Abernathy: FCC quartet can break stalemate


New cable-carriage rules for local digital-TV broadcasts can be approved without a
deadlock-breaking fifth vote, Federal Communications Commission member Kathleen Abernathy told
reporters Monday.

Abernathy said negotiations with agency chairman Michael Powell and the two
other commissioners are progressing sufficiently for a three-vote consensus to
be reached soon.

The commissioners are said to be at a standoff over whether to stick with
current policy requiring cable to carry only one primary channel from local
stations or to grant broadcasters' demand for must-carry of the entire free
multicast-channel and data-service lineup that digital will make possible.

The debate, Abernathy said, isn't necessarily over what constitutes a
broadcasters' primary video signal: "You can take the word `video' and take it
to mean multiple bits of data," she said. The real question, she added, is whether
expanding cable-carriage obligation would violate free-speech rights or go
beyond the intent of Congress.

Abernathy and Powell have been reluctant to expand must-carry mandates,
according to sources, but commissioners Kevin Martin and Michael Copps are

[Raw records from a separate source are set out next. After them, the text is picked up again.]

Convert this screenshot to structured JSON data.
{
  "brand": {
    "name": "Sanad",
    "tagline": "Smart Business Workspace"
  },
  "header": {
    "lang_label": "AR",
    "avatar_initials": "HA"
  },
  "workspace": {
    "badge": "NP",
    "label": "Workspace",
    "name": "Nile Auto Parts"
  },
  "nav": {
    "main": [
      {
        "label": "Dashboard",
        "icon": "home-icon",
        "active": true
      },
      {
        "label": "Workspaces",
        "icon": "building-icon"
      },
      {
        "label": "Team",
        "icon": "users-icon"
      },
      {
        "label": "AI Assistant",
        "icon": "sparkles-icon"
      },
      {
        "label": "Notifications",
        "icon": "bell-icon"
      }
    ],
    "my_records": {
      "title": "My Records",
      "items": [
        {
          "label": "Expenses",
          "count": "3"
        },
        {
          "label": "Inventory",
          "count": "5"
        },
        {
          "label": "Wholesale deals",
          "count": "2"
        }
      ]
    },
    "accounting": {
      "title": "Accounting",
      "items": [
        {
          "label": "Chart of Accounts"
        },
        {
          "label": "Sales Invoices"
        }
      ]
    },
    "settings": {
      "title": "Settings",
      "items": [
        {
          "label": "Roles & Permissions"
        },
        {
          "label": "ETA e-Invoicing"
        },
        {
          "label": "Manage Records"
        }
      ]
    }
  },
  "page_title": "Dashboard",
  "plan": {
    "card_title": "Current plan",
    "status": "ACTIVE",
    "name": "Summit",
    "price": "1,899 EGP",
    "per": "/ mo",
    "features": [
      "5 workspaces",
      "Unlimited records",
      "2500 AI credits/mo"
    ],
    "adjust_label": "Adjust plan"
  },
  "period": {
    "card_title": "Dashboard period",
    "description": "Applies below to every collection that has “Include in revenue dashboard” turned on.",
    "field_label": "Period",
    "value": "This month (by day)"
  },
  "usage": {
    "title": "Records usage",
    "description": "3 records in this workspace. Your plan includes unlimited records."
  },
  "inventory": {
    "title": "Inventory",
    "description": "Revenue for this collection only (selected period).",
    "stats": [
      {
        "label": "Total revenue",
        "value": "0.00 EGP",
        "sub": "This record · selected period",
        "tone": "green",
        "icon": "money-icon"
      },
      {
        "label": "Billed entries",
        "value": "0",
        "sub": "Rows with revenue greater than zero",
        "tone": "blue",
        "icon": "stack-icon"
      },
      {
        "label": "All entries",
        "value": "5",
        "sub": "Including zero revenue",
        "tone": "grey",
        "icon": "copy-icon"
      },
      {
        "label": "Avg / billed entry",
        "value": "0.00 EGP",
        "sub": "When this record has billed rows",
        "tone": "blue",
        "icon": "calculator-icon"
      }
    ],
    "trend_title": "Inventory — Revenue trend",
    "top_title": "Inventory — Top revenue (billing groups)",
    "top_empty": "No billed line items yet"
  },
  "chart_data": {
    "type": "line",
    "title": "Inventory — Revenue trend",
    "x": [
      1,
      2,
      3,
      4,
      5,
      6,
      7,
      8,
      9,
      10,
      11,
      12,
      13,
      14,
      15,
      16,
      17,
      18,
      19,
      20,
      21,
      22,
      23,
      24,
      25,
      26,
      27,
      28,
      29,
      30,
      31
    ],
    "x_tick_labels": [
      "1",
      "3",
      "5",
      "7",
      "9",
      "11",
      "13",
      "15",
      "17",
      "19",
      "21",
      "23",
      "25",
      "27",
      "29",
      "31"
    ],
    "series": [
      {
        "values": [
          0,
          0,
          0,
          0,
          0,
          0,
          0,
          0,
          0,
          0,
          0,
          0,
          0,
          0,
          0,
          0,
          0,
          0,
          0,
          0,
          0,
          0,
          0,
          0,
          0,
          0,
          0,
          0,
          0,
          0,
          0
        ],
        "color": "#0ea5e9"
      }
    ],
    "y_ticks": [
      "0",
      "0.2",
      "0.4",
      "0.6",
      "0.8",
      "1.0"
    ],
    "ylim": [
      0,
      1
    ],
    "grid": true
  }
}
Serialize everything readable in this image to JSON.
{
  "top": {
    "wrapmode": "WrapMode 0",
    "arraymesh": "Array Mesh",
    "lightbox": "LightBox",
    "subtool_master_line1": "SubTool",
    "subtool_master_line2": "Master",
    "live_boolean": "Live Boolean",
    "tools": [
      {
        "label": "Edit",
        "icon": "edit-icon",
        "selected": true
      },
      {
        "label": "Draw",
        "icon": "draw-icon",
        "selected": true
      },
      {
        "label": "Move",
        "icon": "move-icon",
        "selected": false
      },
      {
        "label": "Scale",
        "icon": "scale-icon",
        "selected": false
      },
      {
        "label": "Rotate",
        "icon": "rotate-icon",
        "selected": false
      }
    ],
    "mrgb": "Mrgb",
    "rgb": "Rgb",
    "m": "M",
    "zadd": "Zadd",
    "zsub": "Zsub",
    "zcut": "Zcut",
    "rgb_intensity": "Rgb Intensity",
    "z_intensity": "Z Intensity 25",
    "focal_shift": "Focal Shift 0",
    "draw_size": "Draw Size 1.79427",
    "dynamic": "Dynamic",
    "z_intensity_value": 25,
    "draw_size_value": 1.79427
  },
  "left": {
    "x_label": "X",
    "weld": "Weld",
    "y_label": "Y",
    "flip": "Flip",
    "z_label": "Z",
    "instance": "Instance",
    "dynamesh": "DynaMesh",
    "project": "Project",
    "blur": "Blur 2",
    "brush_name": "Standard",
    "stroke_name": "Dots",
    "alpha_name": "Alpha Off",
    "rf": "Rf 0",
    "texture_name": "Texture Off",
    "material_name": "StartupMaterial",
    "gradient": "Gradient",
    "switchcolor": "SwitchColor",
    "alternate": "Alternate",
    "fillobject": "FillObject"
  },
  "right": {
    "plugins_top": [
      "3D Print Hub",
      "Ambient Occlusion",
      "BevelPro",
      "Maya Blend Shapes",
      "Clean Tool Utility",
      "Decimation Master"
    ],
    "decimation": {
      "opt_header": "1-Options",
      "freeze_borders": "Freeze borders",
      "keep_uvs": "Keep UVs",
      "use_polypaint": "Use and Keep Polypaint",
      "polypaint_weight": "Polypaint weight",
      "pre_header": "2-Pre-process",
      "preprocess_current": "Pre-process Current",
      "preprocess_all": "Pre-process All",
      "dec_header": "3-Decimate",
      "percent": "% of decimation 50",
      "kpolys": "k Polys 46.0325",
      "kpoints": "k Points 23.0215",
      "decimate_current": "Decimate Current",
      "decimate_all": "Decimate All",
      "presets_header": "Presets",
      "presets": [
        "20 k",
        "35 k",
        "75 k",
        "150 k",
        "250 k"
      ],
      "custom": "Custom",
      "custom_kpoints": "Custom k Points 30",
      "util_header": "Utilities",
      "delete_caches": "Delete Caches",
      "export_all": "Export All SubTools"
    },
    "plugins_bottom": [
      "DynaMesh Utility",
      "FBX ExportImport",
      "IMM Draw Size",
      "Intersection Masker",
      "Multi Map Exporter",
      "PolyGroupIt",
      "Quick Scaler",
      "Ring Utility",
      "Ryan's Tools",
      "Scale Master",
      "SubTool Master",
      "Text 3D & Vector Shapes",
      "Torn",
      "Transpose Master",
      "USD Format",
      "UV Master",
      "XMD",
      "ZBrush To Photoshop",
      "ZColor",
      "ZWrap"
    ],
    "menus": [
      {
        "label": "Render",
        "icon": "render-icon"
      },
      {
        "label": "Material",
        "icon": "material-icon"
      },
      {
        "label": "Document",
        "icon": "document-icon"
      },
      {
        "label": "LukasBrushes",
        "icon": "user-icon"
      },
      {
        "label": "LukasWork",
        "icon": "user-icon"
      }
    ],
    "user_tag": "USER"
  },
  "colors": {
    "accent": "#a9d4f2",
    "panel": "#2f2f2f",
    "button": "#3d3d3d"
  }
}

Confirmation of FCC nominee Jonathan Adelstein would likely give one side or
the other the crucial majority vote.